Author: C. G. Jung
Release Date: 2012-02-01
Genre: Social Science
Man and His Symbols owes its existence to one of Jung's own dreams. The great psychologist dreamed that his work was understood by a wide public, rather than just by psychiatrists, and therefore he agreed to write and edit this fascinating book. Here, Jung examines the full world of the unconscious, whose language he believed to be the symbols constantly revealed in dreams. Convinced that dreams offer practical advice, sent from the unconscious to the conscious self, Jung felt that self-understanding would lead to a full and productive life. Thus, the reader will gain new insights into himself from this thoughtful volume, which also illustrates symbols throughout history. Completed just before his death by Jung and his associates, it is clearly addressed to the general reader. Praise for Man and His Symbols “This book, which was the last piece of work undertaken by Jung before his death in 1961, provides a unique opportunity to assess his contribution to the life and thought of our time, for it was also his firsat attempt to present his life-work in psychology to a non-technical public. . . . What emerges with great clarity from the book is that Jung has done immense service both to psychology as a science and to our general understanding of man in society, by insisting that imaginative life must be taken seriously in its own right, as the most distinctive characteristic of human beings.”—Guardian “Straighforward to read and rich in suggestion.”—John Barkham, Saturday Review Syndicate “This book will be a resounding success for those who read it.”—Galveston News-Tribune “A magnificent achievement.”—Main Currents “Factual and revealing.”—Atlanta Times

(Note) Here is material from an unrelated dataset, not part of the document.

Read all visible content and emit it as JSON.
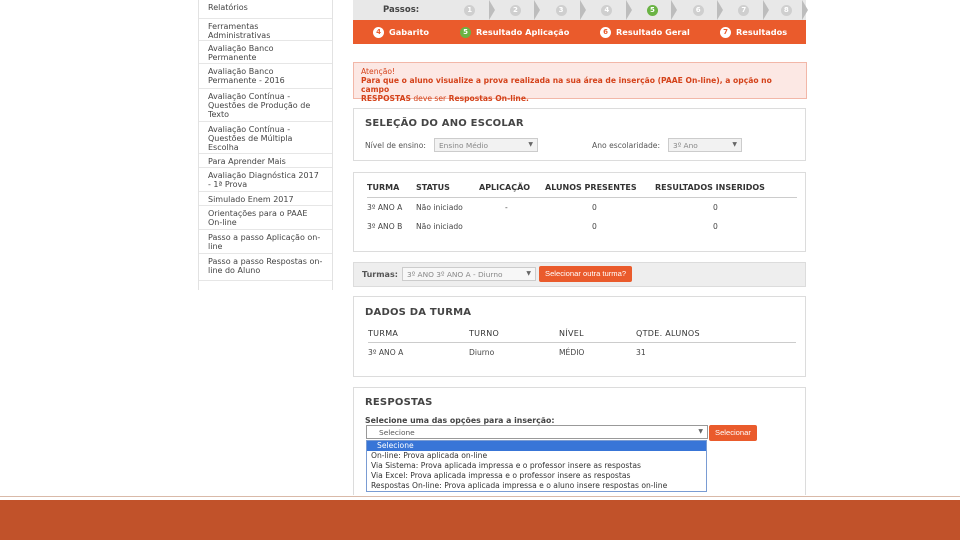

California has been invaded by three imperial powers: Spain, Mexico, and the United States. Deep California examines in depth the lingering psychological traumas and motifs emanating from that long history of conquest. These unhealed events have not been left in the past: they recur symbolically again and again, growing in intensity as the overbuilt land and its distracted occupiers unconsciously but definitively demonstrate that environmental justice and social justice can no longer be thought of as separate. Pacing crusaders and colonizers from county to county along El Camino Real, Deep California studies the lingering impact of continuous oppression of people and places as images and themes of displacement and exile filter down into architecture, agriculture, politics, art, culture, psychology, and even folklore and dream. Yet within the shadows cast over California also dwell resistance, humor, irony, tragedy, and hope for more heartfelt and soulful connections to this story-rich "land of the sundown sea." "History" is an inadequate term for such a sweeping and deep discovery of how the past informs the present. This work deserves to be read widely by all Californians and Americans, and taken to heart, and the hard lessons applied to all places we inhabit on this stolen land. -Lesley Thomas, author of Flight of the Goose (Far Eastern Press, 2005) "A monumental and much-needed study in depth of the conquest, occupation, traumatization, and animation of the mission cities and counties of coastal California, places which have worked their way into our unsuspecting psyches." -Linda Buzzell, MA, MFT, co-editor of Ecotherapy: Healing with Nature in Mind (Sierra Club Books, 2009)